Every line in the data below that includes "Daily" belongs in the answer, copied as it stands.

--- TASK MATERIAL ---
»»

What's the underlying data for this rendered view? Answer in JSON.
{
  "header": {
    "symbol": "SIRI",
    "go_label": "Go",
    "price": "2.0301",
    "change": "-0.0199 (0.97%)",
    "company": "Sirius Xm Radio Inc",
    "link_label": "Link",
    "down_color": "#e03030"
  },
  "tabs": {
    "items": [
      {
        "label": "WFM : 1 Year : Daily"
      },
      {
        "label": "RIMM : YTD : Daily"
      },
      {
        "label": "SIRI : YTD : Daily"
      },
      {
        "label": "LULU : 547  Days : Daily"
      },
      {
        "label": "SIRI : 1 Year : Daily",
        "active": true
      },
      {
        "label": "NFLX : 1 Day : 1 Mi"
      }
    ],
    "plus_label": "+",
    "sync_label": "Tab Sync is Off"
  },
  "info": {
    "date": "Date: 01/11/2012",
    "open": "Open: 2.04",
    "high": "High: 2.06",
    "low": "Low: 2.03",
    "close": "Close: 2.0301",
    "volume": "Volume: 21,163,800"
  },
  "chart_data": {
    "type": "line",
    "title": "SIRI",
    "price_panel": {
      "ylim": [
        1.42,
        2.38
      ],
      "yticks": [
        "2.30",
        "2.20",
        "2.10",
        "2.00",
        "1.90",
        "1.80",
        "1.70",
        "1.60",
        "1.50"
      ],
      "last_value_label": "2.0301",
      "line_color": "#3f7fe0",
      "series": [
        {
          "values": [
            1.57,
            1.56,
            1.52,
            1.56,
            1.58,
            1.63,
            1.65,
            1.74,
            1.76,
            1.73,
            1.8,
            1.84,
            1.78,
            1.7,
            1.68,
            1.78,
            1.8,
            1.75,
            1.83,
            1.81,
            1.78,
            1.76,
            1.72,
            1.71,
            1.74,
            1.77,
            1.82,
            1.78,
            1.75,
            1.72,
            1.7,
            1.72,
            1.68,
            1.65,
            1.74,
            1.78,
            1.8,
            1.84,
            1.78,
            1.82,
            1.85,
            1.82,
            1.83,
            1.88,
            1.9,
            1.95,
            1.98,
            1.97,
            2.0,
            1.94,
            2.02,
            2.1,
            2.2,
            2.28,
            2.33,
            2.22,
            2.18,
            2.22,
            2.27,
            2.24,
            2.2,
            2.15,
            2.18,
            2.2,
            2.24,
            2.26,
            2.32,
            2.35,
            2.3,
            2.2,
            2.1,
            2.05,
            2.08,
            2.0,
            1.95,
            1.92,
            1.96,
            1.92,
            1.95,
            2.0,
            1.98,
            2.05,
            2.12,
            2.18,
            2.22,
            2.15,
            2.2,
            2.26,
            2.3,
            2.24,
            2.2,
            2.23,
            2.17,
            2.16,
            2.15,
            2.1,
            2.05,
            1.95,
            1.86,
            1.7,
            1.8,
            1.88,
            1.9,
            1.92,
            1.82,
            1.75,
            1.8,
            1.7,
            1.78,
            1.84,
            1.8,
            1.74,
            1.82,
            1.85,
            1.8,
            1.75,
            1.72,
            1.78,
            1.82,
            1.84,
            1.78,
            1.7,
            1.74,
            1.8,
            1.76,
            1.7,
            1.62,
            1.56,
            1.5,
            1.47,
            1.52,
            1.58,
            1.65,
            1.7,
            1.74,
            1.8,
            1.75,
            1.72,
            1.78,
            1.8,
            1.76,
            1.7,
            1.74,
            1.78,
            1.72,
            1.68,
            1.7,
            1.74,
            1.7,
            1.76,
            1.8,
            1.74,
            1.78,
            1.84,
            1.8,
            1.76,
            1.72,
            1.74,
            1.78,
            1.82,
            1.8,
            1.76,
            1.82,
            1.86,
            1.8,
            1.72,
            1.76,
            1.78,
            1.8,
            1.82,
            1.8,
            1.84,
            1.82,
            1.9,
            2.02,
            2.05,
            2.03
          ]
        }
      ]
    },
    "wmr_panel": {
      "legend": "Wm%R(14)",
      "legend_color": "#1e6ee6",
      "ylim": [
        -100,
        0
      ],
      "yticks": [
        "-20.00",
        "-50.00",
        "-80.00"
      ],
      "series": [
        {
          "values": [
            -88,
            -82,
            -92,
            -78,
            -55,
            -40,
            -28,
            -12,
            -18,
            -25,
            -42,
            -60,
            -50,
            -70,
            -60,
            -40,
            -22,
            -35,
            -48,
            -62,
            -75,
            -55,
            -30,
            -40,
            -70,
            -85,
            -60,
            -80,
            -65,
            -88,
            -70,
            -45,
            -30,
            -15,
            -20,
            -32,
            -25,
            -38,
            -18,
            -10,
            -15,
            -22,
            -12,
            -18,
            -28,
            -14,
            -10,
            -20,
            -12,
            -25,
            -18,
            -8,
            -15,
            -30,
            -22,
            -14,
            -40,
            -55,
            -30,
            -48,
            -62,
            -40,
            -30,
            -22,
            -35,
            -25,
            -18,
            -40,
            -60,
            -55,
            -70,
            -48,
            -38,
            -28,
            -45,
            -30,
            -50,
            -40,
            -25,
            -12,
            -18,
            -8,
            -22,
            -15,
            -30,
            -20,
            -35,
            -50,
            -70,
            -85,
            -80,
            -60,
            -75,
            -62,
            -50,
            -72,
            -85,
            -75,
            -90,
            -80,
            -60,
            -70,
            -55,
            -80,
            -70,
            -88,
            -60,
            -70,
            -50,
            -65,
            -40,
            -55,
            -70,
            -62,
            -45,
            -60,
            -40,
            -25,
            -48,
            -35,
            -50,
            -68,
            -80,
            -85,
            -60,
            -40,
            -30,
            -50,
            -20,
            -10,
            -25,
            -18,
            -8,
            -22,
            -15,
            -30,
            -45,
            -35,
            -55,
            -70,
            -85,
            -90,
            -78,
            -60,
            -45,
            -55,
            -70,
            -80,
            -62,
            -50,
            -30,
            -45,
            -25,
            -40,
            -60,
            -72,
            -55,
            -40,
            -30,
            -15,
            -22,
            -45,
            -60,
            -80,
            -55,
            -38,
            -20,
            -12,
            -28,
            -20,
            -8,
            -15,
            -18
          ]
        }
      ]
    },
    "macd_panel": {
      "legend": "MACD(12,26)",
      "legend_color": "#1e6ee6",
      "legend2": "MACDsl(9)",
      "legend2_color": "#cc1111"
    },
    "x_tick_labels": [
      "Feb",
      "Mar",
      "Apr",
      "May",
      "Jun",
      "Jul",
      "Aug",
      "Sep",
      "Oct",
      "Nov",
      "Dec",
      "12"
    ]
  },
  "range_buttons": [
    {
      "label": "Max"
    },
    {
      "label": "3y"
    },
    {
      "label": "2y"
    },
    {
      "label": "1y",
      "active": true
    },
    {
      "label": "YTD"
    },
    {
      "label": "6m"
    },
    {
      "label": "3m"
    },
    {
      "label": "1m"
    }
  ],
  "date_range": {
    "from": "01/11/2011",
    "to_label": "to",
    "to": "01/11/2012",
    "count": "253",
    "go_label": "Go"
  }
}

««

--- RESPONSE TO THIS TASK ---
        "label": "WFM : 1 Year : Daily"
        "label": "RIMM : YTD : Daily"
        "label": "SIRI : YTD : Daily"
        "label": "LULU : 547  Days : Daily"
        "label": "SIRI : 1 Year : Daily",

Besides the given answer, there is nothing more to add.